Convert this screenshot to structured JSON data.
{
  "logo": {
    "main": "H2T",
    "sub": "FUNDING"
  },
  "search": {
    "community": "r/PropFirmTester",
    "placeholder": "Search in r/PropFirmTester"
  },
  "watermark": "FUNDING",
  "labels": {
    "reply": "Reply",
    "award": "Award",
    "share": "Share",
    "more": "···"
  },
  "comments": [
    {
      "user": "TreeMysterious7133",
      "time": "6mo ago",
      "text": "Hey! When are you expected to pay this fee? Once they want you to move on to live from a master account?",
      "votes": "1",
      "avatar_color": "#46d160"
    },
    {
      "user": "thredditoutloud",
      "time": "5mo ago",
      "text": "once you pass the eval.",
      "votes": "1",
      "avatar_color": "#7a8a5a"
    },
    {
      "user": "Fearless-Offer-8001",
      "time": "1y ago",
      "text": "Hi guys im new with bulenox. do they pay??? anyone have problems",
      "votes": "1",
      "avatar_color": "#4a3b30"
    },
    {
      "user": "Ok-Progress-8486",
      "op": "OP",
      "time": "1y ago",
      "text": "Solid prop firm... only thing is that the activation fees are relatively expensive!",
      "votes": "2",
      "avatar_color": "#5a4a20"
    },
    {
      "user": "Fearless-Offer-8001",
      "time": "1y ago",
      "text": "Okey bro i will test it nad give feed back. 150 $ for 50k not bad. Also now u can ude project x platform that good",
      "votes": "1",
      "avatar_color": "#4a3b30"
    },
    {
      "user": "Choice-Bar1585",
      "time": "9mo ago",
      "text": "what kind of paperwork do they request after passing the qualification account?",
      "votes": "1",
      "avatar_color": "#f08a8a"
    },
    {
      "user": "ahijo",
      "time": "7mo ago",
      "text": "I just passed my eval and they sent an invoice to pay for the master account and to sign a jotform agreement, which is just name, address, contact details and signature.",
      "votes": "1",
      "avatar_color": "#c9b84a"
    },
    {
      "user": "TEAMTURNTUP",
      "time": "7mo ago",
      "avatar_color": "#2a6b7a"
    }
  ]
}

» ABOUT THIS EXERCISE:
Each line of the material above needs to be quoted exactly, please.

» RESPONSE BOX:
Convert this screenshot to structured JSON data.
{
  "logo": {
    "main": "H2T",
    "sub": "FUNDING"
  },
  "search": {
    "community": "r/PropFirmTester",
    "placeholder": "Search in r/PropFirmTester"
  },
  "watermark": "FUNDING",
  "labels": {
    "reply": "Reply",
    "award": "Award",
    "share": "Share",
    "more": "···"
  },
  "comments": [
    {
      "user": "TreeMysterious7133",
      "time": "6mo ago",
      "text": "Hey! When are you expected to pay this fee? Once they want you to move on to live from a master account?",
      "votes": "1",
      "avatar_color": "#46d160"
    },
    {
      "user": "thredditoutloud",
      "time": "5mo ago",
      "text": "once you pass the eval.",
      "votes": "1",
      "avatar_color": "#7a8a5a"
    },
    {
      "user": "Fearless-Offer-8001",
      "time": "1y ago",
      "text": "Hi guys im new with bulenox. do they pay??? anyone have problems",
      "votes": "1",
      "avatar_color": "#4a3b30"
    },
    {
      "user": "Ok-Progress-8486",
      "op": "OP",
      "time": "1y ago",
      "text": "Solid prop firm... only thing is that the activation fees are relatively expensive!",
      "votes": "2",
      "avatar_color": "#5a4a20"
    },
    {
      "user": "Fearless-Offer-8001",
      "time": "1y ago",
      "text": "Okey bro i will test it nad give feed back. 150 $ for 50k not bad. Also now u can ude project x platform that good",
      "votes": "1",
      "avatar_color": "#4a3b30"
    },
    {
      "user": "Choice-Bar1585",
      "time": "9mo ago",
      "text": "what kind of paperwork do they request after passing the qualification account?",
      "votes": "1",
      "avatar_color": "#f08a8a"
    },
    {
      "user": "ahijo",
      "time": "7mo ago",
      "text": "I just passed my eval and they sent an invoice to pay for the master account and to sign a jotform agreement, which is just name, address, contact details and signature.",
      "votes": "1",
      "avatar_color": "#c9b84a"
    },
    {
      "user": "TEAMTURNTUP",
      "time": "7mo ago",
      "avatar_color": "#2a6b7a"
    }
  ]
}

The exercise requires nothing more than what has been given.